In the book The Myth of Capitalism: Monopolies and the Death of Competition (Amazon,) authors Jonathan Tepper and Denise Hearn lay out the case that capitalism is dead in America and that over regulation and under-enforcement of anti-trust is to blame.
- Regulation suppresses startups and cements the lead of incumbents who can afford the added compliance costs.
- Current anti-trust only focuses on “consumer welfare.” And the welfare of the consumer is really only measured by low prices. But what about keeping markets open to all new entrants, dispersing economic and political power, preventing collusion, and protecting small suppliers from predatory pricing?
- What is good for the CEO to do for his company is not necessarily good for the whole economy. In the economy, it is logical for big companies to try to seek efficiencies, acquire competitors, pay lower wages, and increase their own income, but when all companies try to do this at the same time, everyone is worse off.
- Investing in a portfolio of companies that spend the most on lobbying and influencing regulators would consistently beat the market. Over the past 10 years, the Strategas Lobbying Portfolio beat the Standard & Poor’s 500 by five percentage points every year.
- Government is not a passive bystander in the increase in inequality. It is an active participant, granting favors to the wealthy and powerful, looking after the interests of the well connected.
I thought I had a personal philosophy about competition but according to the book, I am an “Ordoliberal.” Ordoliberalism argues that capitalism requires a strong government to create a framework of rules that provide the order (ordo in Latin) that free markets need to function properly.

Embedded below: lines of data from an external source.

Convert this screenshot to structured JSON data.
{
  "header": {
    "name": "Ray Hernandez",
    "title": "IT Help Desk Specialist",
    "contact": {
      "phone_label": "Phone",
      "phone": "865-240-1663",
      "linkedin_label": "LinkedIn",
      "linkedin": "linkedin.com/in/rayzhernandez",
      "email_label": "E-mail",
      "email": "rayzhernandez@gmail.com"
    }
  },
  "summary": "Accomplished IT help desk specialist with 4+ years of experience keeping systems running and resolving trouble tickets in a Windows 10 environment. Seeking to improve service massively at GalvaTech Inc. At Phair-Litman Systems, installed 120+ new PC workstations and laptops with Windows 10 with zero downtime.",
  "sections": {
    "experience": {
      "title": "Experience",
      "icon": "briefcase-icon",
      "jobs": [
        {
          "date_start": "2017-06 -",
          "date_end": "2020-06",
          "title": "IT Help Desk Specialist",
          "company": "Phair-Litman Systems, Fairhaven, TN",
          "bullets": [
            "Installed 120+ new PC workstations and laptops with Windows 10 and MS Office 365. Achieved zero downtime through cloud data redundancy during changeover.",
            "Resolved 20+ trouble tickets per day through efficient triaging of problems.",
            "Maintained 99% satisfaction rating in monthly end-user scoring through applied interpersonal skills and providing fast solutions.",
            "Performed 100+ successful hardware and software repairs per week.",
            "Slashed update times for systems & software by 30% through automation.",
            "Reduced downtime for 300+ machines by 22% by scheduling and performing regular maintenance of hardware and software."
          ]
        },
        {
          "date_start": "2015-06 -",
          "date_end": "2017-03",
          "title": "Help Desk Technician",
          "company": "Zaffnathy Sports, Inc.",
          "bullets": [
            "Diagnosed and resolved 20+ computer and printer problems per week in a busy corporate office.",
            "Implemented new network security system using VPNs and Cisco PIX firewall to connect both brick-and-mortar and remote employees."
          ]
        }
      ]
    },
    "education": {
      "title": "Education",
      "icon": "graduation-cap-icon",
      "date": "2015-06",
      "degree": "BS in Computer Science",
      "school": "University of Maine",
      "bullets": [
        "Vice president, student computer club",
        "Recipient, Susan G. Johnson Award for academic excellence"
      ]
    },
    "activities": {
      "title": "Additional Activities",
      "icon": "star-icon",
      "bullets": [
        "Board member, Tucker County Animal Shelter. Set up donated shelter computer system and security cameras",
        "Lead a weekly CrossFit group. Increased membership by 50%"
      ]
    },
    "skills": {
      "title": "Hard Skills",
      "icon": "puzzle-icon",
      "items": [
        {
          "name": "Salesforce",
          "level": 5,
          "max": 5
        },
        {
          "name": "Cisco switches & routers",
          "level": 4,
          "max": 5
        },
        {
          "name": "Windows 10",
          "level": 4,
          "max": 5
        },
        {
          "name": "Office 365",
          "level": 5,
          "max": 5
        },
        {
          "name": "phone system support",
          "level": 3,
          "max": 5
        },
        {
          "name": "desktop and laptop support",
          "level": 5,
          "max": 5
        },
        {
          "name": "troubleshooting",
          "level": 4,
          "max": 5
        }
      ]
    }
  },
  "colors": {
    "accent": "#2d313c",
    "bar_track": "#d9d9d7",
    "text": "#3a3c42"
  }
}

And I completely agree with the label.
A lot of supporting evidence is provided in the book to further the point. And the policy prescription is fairly straightforward. But here are some exceptions that do not really fit the narrative:
- Amazon routinely steals ideas from successful marketplace products. Does this mean we need marketplace regulation? Probably not because without Amazon, those businesses probably wouldn’t exist in the first place. And there are other market place competitors, like Etsy, Instagram, Pinterest, etc who act as a counterweight.
- Facebook is effectively a payola scam where you have to pay up if you want your own fans to see your content. Does this mean it should be regulated as a media company? The last company that had a walled garden of content was AOL. The world wide web is just a click away.
- Kraft Heinz took a huge markdown on its brands because consumer tastes changed and they hadn’t invested enough in R&D to be on top of it. Moats are only apparent when they are under attack.
Do I agree with the authors that capitalism needs fixing? Yes. But do I think the situation is as alarming as it is made out to be in the book? No.
Recommendation: Must read!